The requirements for becoming a doctor in the U.S. may vary by specialty. In general, doctors complete a 4-year undergraduate degree program, spend 4 years in medical school, and then complete 3-7 years of residency training before they are eligible for medical licensing. Both degree programs typically include general medical coursework, while prospective doctors can choose a specialty later, during their residencies.
Completing a bachelor's degree program is necessary to prepare prospective doctors to enter medical school. Though medical schools do not require specific degrees for admission, many students opt for programs heavy in biology and chemistry. Some schools offer specific pre-med programs that include the required classes for medical school, as well as prepare them to take the Medical College Admission Test (MCAT). Common courses in a Bachelor of Science (B.S.) in Biology program include:
- Biological studies
- Human genetics
MCAT - Medical College Admission Test
The MCAT is a multiple-choice examination that students must pass before they are admitted to medical school. Physical science, biology, critical thinking, and verbal skills are all tested in a 5-hour computerized test. Most medical schools use this score when considering applicants for admission, so it's important to score well to be considered for top programs.
Medical school consists of four years of medical training and education. The first two years of a prospective doctor's medical school experience are devoted to book study and laboratory work to prepare students for diagnosing and treating illnesses. During the second year of med school, students take the first portion of the United States Medical Licensing Examination, which is administered by the National Board of Medical Examiners.
During the last two years of medical school, students begin their clinical experience, going through rotations at clinics and hospitals. Students work under attending physicians to begin their practical training in medicine. The fourth year of medical school is when the second licensing test is issued, as well as when students begin their residency training. As an alternative to undergraduate degrees and medical school, some institutions allow students to take a 6-year combination training and education program, which gives students a compressed medical and academic education.

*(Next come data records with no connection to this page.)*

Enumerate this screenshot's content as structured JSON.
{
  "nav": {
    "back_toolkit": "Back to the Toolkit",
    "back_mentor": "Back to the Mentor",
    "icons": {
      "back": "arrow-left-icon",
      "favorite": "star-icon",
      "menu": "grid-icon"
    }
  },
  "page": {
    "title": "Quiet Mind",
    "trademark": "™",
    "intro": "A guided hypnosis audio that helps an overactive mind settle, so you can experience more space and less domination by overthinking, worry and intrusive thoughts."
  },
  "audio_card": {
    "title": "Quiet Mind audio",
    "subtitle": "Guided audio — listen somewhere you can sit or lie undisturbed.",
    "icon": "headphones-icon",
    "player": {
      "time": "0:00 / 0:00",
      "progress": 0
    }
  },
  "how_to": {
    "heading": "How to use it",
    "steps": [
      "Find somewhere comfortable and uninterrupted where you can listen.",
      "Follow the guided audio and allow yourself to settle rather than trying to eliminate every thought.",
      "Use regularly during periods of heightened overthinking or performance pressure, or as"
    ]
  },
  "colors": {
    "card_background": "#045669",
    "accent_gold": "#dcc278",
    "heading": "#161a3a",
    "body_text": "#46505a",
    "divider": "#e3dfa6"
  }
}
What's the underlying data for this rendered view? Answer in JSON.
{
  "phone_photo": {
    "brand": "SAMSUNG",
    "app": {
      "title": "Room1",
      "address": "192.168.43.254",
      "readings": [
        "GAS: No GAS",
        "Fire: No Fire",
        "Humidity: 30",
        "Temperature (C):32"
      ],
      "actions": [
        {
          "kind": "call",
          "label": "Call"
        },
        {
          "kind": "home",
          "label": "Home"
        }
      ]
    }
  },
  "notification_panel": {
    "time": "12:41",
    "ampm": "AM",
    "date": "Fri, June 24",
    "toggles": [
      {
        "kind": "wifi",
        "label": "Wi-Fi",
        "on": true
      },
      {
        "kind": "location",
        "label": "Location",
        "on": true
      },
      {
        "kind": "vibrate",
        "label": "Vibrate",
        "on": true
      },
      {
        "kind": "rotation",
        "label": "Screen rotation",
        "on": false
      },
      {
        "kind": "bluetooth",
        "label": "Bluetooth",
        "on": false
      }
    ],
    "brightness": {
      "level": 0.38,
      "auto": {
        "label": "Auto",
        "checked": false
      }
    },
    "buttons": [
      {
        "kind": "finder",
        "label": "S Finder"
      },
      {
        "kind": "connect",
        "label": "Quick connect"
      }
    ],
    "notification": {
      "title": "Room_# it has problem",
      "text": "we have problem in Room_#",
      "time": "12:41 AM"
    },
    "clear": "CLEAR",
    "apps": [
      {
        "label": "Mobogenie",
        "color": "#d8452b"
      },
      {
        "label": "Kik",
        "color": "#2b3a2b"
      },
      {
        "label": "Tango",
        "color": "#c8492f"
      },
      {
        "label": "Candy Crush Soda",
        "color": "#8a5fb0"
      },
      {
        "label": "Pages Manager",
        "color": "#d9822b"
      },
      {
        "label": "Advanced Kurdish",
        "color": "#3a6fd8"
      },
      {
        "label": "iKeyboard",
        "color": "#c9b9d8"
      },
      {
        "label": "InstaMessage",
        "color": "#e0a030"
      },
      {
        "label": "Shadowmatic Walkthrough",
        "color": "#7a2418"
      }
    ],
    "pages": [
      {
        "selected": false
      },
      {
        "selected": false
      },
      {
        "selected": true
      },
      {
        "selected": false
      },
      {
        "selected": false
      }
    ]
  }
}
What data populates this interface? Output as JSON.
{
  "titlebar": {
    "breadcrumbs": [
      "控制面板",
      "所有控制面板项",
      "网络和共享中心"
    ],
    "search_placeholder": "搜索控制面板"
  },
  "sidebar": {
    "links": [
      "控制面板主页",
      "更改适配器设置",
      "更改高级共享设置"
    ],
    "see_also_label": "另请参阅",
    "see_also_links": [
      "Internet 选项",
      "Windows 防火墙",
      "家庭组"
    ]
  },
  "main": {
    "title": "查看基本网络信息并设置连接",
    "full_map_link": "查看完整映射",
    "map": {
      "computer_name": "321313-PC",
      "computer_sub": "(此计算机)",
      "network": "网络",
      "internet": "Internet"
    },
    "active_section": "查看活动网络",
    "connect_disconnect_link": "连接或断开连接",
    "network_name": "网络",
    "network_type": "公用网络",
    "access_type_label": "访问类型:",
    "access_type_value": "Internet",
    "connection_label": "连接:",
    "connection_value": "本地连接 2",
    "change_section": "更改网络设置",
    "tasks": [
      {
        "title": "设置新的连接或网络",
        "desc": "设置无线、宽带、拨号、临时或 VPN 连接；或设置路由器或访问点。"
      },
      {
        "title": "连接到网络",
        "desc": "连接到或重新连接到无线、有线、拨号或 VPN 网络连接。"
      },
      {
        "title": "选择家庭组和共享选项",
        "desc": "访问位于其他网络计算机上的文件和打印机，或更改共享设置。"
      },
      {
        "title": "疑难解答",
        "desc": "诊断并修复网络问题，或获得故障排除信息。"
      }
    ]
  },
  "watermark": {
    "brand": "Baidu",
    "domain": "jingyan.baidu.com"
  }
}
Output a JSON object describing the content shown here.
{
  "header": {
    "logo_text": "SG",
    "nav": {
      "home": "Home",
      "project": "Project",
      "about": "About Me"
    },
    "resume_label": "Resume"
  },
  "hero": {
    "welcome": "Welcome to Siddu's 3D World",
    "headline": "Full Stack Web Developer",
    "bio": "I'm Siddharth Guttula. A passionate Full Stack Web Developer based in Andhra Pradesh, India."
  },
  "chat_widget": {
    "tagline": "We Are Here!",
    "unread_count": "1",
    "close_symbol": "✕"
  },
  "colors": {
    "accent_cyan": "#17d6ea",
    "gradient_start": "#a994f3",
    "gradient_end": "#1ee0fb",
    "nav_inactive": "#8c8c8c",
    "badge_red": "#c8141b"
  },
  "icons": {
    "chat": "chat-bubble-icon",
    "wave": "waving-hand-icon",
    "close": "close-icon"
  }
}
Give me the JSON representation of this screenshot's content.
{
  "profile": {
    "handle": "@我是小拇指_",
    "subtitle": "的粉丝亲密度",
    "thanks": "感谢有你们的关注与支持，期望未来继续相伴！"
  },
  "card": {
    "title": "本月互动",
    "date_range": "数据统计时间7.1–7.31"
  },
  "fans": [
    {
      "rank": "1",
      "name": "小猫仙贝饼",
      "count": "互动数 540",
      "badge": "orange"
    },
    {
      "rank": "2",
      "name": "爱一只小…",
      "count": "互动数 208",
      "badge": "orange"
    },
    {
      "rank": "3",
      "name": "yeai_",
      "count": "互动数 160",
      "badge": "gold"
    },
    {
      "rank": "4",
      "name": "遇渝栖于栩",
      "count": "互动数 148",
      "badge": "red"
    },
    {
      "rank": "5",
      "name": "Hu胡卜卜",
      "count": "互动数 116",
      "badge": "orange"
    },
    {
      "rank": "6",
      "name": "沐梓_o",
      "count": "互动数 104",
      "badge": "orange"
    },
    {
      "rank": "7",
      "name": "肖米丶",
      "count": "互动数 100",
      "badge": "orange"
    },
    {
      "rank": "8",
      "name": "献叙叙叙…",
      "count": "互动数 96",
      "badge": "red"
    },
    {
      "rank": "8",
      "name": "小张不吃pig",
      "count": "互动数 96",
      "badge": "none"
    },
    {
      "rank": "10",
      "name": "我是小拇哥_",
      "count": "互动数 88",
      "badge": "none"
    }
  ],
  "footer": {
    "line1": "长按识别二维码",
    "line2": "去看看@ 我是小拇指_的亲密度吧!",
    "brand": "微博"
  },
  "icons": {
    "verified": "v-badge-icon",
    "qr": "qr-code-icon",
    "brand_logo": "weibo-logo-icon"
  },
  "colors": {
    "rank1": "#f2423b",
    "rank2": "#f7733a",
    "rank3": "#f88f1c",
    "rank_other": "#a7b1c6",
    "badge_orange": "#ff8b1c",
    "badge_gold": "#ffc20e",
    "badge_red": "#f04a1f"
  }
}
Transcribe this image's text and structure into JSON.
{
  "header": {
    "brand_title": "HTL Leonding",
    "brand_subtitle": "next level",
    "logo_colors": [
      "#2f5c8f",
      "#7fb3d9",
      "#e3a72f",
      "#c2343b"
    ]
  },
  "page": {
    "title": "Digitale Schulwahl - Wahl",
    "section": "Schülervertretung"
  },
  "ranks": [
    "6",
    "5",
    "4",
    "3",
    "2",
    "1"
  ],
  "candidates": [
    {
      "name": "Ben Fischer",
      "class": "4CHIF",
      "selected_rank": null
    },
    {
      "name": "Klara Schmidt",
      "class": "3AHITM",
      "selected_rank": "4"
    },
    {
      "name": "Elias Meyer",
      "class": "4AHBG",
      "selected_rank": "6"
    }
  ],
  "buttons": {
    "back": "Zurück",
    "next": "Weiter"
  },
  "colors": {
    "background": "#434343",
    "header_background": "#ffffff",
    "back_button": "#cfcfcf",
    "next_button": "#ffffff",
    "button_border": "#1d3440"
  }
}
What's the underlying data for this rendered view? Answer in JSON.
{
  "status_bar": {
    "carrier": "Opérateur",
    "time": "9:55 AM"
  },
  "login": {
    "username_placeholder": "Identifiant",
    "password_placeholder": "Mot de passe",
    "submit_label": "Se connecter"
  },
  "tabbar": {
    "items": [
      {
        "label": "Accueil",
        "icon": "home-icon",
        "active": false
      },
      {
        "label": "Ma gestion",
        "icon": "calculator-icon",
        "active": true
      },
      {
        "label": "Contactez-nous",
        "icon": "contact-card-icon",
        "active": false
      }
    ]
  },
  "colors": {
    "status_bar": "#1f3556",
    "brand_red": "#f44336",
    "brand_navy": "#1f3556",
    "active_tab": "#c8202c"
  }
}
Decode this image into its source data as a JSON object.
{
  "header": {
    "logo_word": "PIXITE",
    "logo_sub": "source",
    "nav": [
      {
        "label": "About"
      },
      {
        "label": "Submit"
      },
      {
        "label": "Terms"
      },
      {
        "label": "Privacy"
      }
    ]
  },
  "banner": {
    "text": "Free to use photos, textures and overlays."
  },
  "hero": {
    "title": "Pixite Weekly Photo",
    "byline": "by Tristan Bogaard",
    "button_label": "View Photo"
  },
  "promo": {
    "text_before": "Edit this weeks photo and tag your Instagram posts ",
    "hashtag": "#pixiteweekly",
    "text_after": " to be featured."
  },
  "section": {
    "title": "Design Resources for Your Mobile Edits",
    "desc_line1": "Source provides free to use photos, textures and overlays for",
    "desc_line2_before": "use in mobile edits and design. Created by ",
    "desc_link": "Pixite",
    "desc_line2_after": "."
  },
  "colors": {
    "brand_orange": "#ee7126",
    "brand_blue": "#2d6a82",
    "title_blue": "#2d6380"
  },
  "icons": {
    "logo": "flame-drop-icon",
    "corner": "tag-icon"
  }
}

A doctor's internship or clerkship period is known as a residency. Most doctors complete their residency in a 3- to 7-year period, depending on specialization. The first year of residency is when the final medical licensing exam is given, while the residency itself focuses almost completely on practical training in a medical environment, rather than classroom learning. Post-residency fellowships might also be beneficial, as doctors can choose to sub-specialize in areas such as internal, geriatric, or vascular medicine.
Licensing requirements for doctors vary by state, but most states require at least a 1-year residency program and the passage of a board certification exam in the medical specialty the student has chosen. Once these requirements have been met, a doctor is normally considered a fully licensed medical professional and is legally able to practice in their respective field.
Employment Outlook and Salary
According to the U.S. Bureau of Labor Statistics (BLS), physicians and surgeons earned an average of $197,700 in 2015. Based on data from the BLS, there were 708,300 physicians and surgeons working in the U.S. in 2014, and employment opportunities for these professionals are expected to increase by 14% over the 2014-2024 decade.
It takes 11-14 years to become a doctor in the United States, including earning a bachelor's degree, attending 4 years of medical school, and completing a 3- to 7-year residency program after medical school. After residency, doctors may apply for a state license to practice medicine.